Is it true? How can it be? Coffee beans…turned pink? I must be dreaming!
No, I’m not dreaming, but they’re also not your typical coffee beans either. I’m not talking about some new spin on coffee, dyed pink in the cup or anything like that. What I’m referring to speaks straight to coffee’s roots…literally.
It all started with some pink beans. “What are THOSE?!” I anxiously exclaimed when I saw a little clear bag with unmistakably pink coffee beans within. I was like a moth to a bright flame in the night.
“They’re coffee beans, to grow coffee trees from!” my coworker explained. “Do you want some?” she offers.
I’m overjoyed at the thought of growing my very own coffee tree from a seedling, and at adding to the collection of other adopted plants in my cubicle, growing in the fading light of a Seattle summer gone-by.
But what does it take to grow a coffee tree? Having only ever purchased one pre-grown at a nursery before, I’m not quite sure what I’m getting into. Luckily, I’ve hit the “Coffee Agriculture” phase of my Coffee Master learning journey, which gave me quite the enlightening overview. As it turns out, it is quite the involved process to turn a little fertile coffee bean into a beautiful, coffee-producing tree.
In this case, it all begins with a pink, or rather green, bean. The very same green coffee beans that are the basis of Starbucks premium roasted coffee can just as easily become the next productive coffea arabica tree for one of our many farmers. The beans that I happened to procure are intended for sprouting, and therefore were sprayed with a pink fungicide to ensure their safe storage and shipment prior to being planted.
Now that these pink beans have found there home with me, they’ll begin the next leg of their journey: germination. Rather slow, coffee beans take approximately two weeks to germinate, and spread roots into the ground while pushing a small, green stem upward.
Successfully-germinated coffee beans will push up from the soil by about six weeks into the process. At this point, they are called a “matchstick” or “soldier” because it looks like a little leaf cap atop a small green stem (this “cap” is actually the cotyledon, the first leaf that forms from the embryo).

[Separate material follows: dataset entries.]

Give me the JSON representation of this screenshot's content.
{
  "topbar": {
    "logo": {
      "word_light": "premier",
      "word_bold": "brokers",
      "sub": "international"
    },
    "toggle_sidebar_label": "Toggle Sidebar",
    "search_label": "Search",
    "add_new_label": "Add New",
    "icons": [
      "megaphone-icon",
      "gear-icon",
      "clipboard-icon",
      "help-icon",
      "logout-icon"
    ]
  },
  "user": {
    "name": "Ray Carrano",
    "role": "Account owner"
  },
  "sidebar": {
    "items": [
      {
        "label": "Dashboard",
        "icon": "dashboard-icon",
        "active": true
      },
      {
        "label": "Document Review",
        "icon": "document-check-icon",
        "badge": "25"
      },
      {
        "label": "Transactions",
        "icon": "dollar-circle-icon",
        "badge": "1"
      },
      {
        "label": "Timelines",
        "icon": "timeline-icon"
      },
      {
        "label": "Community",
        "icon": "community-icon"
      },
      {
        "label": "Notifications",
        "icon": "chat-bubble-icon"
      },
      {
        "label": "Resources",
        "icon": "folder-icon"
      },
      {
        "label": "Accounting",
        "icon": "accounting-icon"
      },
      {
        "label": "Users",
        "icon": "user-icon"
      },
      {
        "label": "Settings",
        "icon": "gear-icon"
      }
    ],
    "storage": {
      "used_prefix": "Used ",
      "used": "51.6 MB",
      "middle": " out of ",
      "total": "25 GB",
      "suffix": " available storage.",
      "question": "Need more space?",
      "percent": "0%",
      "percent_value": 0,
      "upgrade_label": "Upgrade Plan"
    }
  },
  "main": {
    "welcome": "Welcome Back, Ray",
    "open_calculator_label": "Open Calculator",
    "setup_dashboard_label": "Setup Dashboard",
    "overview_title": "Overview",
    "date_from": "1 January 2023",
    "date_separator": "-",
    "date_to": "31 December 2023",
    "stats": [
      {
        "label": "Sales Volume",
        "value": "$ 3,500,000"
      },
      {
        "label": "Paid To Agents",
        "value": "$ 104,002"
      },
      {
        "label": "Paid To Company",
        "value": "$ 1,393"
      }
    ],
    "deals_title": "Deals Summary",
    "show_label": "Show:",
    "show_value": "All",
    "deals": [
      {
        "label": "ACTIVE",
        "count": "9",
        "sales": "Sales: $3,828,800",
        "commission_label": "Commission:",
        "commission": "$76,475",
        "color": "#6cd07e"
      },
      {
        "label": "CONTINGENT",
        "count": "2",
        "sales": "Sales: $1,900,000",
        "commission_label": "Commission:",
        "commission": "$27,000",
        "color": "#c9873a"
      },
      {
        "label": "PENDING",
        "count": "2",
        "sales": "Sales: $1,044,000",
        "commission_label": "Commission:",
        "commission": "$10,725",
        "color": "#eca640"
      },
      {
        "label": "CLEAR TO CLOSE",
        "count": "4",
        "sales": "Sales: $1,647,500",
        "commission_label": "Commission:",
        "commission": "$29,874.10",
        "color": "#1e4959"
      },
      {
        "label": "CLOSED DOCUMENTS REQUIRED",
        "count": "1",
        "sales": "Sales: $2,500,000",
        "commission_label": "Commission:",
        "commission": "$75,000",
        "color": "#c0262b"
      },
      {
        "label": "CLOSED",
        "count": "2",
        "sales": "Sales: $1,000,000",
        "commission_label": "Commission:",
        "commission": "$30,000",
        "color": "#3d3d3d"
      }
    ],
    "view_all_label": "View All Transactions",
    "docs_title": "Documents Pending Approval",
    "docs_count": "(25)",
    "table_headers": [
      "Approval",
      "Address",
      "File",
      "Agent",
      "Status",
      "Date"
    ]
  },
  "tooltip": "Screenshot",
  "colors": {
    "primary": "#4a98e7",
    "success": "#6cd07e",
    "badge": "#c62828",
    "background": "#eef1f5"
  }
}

It isn’t until two months that this first leaf beings separating into two leaves that will nourish the plant through photosynthesis, and help the tree to grow its first “true” leaves. Plants at this stage are still very fragile and vulnerable, and are usually being cared for in a nursery, with careful monitoring of temperature, water, and pests.
Finally, about four months after germination, the first branches will start to form on the tree. After careful monitoring from months 4-12, and some quality checks to weed out any seeds which are failing to grow and thrive to standard, the baby coffee trees have developed nice, green foliage and are finally ready for transplant to a farm.
Believe it or not, that’s the easy part. After receiving the yearling coffee trees, farmers plant and carefully tend to the plants, protecting them from frost, drought and weeds for another three to four years before ever reaping a coffee cherry. Most coffee trees don’t reach full, coffee-producing maturity until at least 3-4 years of age. Though they can live to be 100 years old or more, once they begin producing coffee trees will only provide cherries for about 20-25 years before they must be retired or replaced.
In my case, I’m not too concerned with producing cherries. I’ll just be happy if I can keep the little things alive through their initial growing phases and into maturity. Updates to follow!